Task goal: For the entries below, report the number of lines where the string "emoji" appears, and only that number.

Task material:
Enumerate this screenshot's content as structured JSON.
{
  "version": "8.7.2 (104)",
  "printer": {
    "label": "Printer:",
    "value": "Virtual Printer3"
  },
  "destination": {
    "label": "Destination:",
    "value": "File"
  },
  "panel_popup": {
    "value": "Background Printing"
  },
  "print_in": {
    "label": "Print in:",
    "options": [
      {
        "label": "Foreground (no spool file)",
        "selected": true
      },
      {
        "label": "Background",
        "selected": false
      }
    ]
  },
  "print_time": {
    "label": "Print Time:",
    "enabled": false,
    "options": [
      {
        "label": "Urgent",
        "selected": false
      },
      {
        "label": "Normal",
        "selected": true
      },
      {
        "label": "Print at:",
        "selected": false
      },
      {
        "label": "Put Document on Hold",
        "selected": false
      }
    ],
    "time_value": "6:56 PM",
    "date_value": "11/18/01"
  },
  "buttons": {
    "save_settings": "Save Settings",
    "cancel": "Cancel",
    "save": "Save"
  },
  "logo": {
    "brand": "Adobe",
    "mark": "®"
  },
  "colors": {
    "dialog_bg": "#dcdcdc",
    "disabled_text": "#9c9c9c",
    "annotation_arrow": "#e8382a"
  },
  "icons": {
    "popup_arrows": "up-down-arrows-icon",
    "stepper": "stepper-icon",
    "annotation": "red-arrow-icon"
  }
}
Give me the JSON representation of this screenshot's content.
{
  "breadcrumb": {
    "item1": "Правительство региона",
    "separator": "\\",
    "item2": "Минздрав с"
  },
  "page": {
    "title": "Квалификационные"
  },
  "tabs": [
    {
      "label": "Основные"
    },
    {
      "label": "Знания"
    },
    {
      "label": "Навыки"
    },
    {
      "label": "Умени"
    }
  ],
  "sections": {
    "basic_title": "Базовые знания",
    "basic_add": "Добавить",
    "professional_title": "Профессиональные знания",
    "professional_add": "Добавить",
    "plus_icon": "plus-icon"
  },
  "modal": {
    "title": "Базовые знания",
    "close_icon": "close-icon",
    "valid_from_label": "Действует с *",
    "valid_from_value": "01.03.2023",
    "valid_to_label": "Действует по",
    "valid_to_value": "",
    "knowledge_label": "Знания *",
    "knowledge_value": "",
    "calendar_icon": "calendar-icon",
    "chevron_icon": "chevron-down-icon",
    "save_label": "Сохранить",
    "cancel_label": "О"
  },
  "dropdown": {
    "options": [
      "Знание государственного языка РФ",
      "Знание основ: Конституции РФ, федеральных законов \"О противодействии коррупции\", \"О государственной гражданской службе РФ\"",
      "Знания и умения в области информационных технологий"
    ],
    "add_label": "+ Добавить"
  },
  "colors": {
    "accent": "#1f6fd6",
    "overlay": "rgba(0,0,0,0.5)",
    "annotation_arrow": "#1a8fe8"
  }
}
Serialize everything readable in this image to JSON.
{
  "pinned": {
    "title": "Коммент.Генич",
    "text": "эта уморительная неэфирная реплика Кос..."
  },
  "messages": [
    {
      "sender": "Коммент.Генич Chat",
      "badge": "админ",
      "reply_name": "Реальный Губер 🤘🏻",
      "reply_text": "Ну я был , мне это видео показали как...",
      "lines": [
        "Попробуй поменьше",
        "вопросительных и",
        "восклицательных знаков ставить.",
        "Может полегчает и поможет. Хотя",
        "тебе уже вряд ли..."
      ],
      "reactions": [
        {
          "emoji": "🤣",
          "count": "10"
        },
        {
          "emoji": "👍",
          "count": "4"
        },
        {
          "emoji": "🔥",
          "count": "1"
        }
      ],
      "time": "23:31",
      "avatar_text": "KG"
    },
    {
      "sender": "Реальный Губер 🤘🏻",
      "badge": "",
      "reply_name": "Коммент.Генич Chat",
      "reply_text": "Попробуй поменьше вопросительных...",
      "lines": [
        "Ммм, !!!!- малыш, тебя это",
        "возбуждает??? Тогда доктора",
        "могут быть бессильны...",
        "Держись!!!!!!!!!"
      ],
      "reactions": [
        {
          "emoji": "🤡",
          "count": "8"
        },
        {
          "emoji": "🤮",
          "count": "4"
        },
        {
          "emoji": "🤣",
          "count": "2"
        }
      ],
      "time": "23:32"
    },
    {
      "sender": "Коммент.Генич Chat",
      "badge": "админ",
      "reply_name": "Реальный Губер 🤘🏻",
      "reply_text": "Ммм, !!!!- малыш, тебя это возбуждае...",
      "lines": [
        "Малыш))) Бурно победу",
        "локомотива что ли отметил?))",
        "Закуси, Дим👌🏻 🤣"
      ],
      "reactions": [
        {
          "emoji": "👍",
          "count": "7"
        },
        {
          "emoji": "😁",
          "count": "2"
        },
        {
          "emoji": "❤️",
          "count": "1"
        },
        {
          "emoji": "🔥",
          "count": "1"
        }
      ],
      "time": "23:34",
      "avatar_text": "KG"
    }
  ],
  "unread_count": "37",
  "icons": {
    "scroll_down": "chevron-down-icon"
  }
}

Response to the exercise: 10